# INSTRUCTIONS TO FOLLOW:
Below are records; reply with nothing but the number of lines in them that contain "Изменить".

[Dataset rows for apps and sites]

+ + + +

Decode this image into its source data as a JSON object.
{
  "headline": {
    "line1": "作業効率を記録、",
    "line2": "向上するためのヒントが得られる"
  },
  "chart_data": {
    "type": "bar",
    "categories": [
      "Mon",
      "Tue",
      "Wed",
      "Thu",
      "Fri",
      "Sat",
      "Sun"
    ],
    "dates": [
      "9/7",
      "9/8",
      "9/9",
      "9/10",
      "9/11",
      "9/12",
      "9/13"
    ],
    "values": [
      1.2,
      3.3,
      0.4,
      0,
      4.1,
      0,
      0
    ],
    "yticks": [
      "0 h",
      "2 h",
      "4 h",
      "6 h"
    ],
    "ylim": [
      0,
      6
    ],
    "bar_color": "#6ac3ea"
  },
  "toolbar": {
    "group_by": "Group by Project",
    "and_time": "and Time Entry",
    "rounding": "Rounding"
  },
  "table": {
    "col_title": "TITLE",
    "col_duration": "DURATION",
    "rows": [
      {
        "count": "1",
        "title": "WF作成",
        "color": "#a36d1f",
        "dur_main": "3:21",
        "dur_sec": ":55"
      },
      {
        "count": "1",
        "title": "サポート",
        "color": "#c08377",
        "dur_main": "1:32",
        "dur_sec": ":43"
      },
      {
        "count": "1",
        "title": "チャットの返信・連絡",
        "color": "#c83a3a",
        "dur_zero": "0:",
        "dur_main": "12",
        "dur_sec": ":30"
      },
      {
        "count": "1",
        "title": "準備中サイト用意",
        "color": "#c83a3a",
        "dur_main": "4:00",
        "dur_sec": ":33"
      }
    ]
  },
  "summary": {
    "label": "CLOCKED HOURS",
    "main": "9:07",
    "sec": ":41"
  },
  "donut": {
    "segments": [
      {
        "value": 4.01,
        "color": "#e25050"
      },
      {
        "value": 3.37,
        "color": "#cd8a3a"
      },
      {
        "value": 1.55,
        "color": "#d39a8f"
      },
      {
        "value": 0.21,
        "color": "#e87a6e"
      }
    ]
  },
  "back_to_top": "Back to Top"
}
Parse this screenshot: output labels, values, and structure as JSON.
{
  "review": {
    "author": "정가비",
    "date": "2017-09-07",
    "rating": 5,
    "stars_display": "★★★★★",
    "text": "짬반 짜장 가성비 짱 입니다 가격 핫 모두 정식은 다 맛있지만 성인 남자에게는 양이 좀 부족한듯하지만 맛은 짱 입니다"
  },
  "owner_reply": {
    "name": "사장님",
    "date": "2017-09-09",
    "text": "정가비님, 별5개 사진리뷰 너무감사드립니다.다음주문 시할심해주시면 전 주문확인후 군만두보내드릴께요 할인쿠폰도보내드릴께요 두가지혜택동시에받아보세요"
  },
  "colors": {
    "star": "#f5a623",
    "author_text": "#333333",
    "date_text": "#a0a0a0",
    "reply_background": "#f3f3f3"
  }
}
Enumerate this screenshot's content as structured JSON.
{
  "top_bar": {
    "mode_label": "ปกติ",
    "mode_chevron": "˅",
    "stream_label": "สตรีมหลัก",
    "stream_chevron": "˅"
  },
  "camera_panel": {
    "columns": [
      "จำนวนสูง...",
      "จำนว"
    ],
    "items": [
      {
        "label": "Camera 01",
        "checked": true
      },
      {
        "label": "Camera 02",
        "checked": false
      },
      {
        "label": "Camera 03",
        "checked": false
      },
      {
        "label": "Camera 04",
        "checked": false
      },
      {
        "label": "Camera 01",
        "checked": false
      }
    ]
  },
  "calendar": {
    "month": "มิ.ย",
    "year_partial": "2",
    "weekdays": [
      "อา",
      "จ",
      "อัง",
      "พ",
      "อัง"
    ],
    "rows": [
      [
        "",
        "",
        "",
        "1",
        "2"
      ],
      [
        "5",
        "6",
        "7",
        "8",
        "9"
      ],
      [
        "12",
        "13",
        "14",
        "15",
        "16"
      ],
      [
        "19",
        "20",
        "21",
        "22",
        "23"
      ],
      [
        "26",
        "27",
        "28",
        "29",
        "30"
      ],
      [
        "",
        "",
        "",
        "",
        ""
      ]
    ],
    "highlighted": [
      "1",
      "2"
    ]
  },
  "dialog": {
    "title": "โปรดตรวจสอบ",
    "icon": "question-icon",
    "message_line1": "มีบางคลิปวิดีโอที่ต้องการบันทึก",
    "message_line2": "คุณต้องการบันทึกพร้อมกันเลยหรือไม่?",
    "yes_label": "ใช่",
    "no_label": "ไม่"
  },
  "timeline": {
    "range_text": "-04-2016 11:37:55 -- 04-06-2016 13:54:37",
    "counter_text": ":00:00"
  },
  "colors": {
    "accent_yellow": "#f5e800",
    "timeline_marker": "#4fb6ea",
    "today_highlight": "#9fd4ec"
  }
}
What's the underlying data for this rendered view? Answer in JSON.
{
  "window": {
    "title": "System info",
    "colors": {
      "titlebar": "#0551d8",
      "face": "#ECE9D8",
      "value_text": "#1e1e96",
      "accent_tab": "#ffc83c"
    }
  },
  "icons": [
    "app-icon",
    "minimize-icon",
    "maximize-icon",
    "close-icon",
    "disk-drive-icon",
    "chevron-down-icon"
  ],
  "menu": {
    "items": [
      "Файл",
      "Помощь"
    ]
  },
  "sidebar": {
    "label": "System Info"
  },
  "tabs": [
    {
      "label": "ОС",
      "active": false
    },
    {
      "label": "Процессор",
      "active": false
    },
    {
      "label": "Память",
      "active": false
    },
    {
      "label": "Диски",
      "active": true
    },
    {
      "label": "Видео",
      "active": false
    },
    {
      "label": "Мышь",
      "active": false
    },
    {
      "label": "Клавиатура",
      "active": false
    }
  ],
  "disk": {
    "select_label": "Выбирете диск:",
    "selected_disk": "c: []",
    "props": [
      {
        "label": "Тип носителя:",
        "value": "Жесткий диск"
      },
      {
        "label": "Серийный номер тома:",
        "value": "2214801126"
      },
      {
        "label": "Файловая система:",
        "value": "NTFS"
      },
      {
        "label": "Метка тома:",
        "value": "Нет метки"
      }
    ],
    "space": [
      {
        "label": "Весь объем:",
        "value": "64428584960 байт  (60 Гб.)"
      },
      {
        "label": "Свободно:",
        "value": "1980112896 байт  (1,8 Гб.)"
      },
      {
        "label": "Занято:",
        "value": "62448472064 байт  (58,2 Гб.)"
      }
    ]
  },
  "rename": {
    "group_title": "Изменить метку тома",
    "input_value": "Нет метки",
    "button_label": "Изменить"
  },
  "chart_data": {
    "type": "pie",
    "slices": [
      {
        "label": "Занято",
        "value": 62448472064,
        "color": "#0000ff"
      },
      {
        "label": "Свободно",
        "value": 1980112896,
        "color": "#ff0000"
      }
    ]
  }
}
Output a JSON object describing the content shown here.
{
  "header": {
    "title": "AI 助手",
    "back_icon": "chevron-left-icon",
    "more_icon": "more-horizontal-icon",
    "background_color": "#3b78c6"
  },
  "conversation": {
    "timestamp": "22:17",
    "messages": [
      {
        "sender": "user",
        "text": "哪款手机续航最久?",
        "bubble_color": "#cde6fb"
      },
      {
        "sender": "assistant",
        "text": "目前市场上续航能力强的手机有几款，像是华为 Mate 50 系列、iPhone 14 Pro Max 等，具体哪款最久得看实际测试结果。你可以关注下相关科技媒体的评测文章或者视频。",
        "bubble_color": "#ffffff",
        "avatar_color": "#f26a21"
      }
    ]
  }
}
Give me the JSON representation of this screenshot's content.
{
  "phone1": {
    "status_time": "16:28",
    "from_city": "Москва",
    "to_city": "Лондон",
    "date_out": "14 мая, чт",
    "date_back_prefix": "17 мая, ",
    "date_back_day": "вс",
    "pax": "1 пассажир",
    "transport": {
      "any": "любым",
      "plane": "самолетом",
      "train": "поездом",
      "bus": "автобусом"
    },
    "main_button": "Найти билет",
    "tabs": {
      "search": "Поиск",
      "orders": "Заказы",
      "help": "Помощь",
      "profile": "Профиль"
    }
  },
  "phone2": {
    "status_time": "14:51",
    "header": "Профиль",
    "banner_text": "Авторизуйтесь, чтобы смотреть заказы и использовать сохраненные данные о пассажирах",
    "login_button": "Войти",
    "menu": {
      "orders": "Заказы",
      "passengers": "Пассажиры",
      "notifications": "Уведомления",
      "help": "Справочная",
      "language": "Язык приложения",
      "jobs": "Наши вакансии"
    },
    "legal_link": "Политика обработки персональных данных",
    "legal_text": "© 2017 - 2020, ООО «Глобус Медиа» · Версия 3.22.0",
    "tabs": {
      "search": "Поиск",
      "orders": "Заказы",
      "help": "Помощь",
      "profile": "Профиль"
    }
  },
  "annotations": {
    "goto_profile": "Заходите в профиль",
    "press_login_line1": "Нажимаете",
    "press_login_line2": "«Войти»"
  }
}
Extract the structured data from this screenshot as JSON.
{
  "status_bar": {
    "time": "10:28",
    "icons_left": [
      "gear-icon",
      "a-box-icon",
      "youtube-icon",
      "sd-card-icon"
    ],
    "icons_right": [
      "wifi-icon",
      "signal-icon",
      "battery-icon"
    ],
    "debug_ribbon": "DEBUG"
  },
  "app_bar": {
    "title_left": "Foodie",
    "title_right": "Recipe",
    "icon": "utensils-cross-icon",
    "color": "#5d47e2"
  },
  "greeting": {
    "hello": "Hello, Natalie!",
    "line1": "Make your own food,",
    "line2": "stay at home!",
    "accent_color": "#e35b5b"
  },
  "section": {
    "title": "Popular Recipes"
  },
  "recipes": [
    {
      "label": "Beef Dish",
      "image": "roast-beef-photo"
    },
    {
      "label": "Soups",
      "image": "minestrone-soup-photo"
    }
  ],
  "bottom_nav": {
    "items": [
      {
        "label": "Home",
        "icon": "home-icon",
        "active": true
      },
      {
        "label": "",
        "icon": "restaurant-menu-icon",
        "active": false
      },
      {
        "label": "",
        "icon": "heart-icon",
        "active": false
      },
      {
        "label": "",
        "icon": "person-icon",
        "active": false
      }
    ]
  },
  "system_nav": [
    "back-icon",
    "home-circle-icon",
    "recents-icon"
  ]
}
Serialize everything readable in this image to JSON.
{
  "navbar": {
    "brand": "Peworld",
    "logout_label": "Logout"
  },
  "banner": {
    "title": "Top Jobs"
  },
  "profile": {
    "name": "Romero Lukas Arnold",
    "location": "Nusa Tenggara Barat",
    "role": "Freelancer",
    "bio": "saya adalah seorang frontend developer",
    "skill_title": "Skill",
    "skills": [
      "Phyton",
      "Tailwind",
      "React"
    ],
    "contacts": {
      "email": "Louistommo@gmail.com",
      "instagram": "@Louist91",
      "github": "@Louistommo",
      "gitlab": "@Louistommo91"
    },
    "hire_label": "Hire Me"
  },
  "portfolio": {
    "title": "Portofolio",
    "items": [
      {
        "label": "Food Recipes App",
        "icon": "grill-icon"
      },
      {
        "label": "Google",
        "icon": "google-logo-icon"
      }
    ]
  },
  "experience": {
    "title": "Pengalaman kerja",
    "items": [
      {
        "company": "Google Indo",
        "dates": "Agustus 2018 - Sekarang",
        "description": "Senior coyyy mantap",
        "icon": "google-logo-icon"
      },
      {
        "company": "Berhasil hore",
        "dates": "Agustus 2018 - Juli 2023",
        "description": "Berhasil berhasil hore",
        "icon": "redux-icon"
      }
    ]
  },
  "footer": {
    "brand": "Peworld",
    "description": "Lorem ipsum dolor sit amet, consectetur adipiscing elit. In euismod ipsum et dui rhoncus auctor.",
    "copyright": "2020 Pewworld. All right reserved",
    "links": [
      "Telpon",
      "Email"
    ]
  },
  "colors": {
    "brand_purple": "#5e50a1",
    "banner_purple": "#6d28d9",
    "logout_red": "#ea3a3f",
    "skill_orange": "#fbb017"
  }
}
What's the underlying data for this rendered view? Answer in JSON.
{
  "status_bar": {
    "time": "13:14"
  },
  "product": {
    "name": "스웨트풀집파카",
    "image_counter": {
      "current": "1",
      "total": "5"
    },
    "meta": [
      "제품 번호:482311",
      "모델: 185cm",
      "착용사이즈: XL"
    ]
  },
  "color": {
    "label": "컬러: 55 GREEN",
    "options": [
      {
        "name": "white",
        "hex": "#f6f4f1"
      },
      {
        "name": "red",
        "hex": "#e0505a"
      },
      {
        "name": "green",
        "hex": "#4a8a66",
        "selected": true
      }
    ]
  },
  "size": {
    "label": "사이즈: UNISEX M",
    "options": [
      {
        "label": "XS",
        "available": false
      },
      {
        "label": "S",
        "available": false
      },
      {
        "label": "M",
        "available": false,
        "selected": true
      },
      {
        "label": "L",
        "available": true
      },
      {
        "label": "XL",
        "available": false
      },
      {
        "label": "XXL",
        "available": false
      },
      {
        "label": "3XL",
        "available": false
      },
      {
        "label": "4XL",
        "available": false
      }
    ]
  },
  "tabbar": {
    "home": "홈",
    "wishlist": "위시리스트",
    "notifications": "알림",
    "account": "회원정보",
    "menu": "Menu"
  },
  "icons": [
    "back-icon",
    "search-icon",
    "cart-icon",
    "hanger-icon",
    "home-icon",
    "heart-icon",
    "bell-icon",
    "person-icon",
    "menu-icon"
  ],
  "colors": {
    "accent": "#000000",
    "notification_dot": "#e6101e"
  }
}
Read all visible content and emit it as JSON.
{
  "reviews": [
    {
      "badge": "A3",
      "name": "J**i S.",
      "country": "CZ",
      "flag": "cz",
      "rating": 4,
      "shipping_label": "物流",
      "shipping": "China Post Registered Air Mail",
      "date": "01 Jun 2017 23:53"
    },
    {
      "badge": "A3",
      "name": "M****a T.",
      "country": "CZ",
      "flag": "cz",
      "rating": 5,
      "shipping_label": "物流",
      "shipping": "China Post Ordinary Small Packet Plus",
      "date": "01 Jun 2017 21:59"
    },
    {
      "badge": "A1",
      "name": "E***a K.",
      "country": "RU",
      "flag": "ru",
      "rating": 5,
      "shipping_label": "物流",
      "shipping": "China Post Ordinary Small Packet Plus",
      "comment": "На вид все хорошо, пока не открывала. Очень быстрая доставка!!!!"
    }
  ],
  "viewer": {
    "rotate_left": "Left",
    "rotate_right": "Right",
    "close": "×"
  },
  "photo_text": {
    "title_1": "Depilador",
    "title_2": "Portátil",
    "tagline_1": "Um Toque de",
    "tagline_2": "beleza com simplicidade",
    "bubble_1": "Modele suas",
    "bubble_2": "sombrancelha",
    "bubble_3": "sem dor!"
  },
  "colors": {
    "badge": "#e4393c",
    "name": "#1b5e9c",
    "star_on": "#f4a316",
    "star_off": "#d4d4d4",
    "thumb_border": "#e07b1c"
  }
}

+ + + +

# RESPONSE:
2